Then & Now
Apr 03, 2013 03:42AM
● By Style
Olympia – Bryan Ferry
2010’s Olympia marked Bryan Ferry’s first collection of mainly original music since 1994. A seductive, sultry return to form that harkened the dulcet swoon of 1982’s Avalon, Olympia was, for Bryan Ferry and Roxy Music fans, blessedly and beautifully familiar. Coincidence? Collaborators included Roxy Music alums Brian Eno, Phil Manzanera and Andy MacKay.
The Next Day – David Bowie
The Rolling Stone gave it four stars; Q Magazine proclaimed it was “an equal to Low or Heroes.” David Bowie’s first album in 10 years was never going to slip by unnoticed. The Next Day shows Bowie dealing less in innovation and more with welcome familiarity. With acts as diverse as Neil Young and My Bloody Valentine showing exciting returns to form, Bowie being Bowie is nothing short of a treat.
A Place of Greater Safety by Hilary Mantel
The French Revolution is fascinating yet daunting. Where to begin? Hilary Mantel’s gripping fictionalized account of the French Revolution, A Place of Greater Safety, captures the drama and tragedy with a high level of accuracy; it may just spark the curiosity you need to navigate the history of the period undaunted!
Z: A Novel of Zelda Fitzgerald by Therese Anne Fowler
The tempestuous muse of F. Scott Fitzgerald, Zelda Fitzgerald lived her life as the figurative moth throwing herself violently, repeatedly into the burning light. As the subject of Therese Ann Fowler’s fictional biography, Zelda finally claims the spotlight as the main focus of Fowler’s novel. Decadent, heartbreaking, touching—there are few love stories like this one.
Clint Eastwood’s biopic of J. Edgar Hoover is a surprisingly human portrait of a man seen as history’s villain. Paranoid, petty, cunning and secretive, his vendettas have long shadowed his achievements as director of the FBI. Eastwood, with Leonardo DiCaprio’s moving performance, shows Hoover’s flaws in perfect harmony with his achievements, creating a strangely tender portrait of a man who seemed far from it.

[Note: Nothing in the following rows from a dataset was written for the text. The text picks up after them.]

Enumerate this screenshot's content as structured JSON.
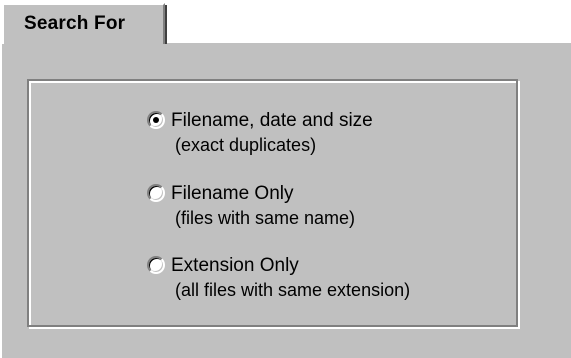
{
  "tab": {
    "label": "Search For"
  },
  "search_options": [
    {
      "label": "Filename, date and size",
      "description": "(exact duplicates)",
      "selected": true
    },
    {
      "label": "Filename Only",
      "description": "(files with same name)",
      "selected": false
    },
    {
      "label": "Extension Only",
      "description": "(all files with same extension)",
      "selected": false
    }
  ]
}
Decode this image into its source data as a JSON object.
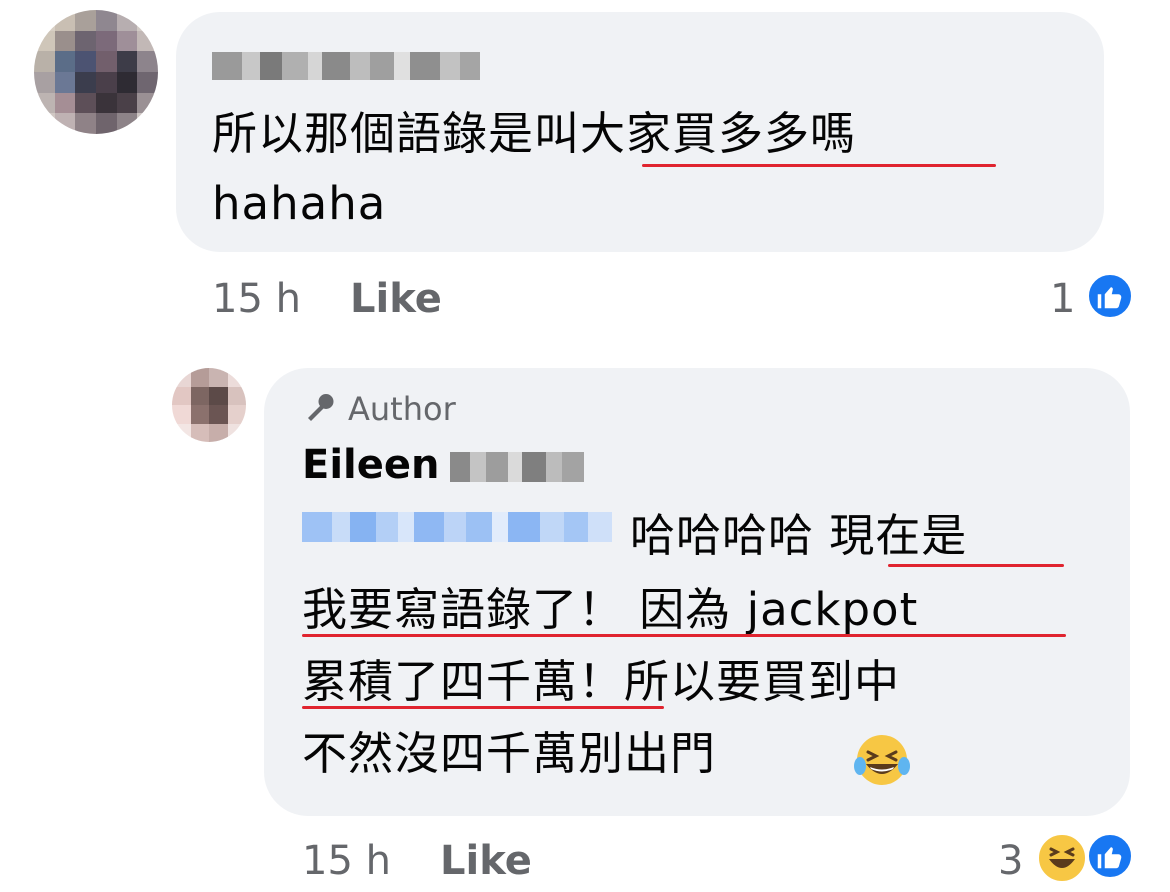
{
  "comments": [
    {
      "text_line1": "所以那個語錄是叫大家買多多嗎",
      "text_line2": "hahaha",
      "time": "15 h",
      "like_label": "Like",
      "reaction_count": "1",
      "reactions": [
        "like-icon"
      ]
    },
    {
      "author_badge": "Author",
      "name": "Eileen",
      "text_line1": "哈哈哈哈 現在是",
      "text_line2": "我要寫語錄了！ 因為 jackpot",
      "text_line3": "累積了四千萬！所以要買到中",
      "text_line4": "不然沒四千萬別出門",
      "time": "15 h",
      "like_label": "Like",
      "reaction_count": "3",
      "reactions": [
        "haha-icon",
        "like-icon"
      ]
    }
  ],
  "colors": {
    "bubble": "#f0f2f5",
    "meta_text": "#65676b",
    "like_blue": "#1877f2",
    "underline_red": "#e0242f",
    "haha_yellow": "#f7c744"
  }
}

Winner of two Academy awards, with Lincoln, Daniel Day Lewis embodies one of our most revered presidents during one of his most trying periods as president; in the hands of Steven Spielberg, aided by an incredible ensemble cast including Sally Field and Tommy Lee Jones, Lincoln finally brings the man, and the past, to life.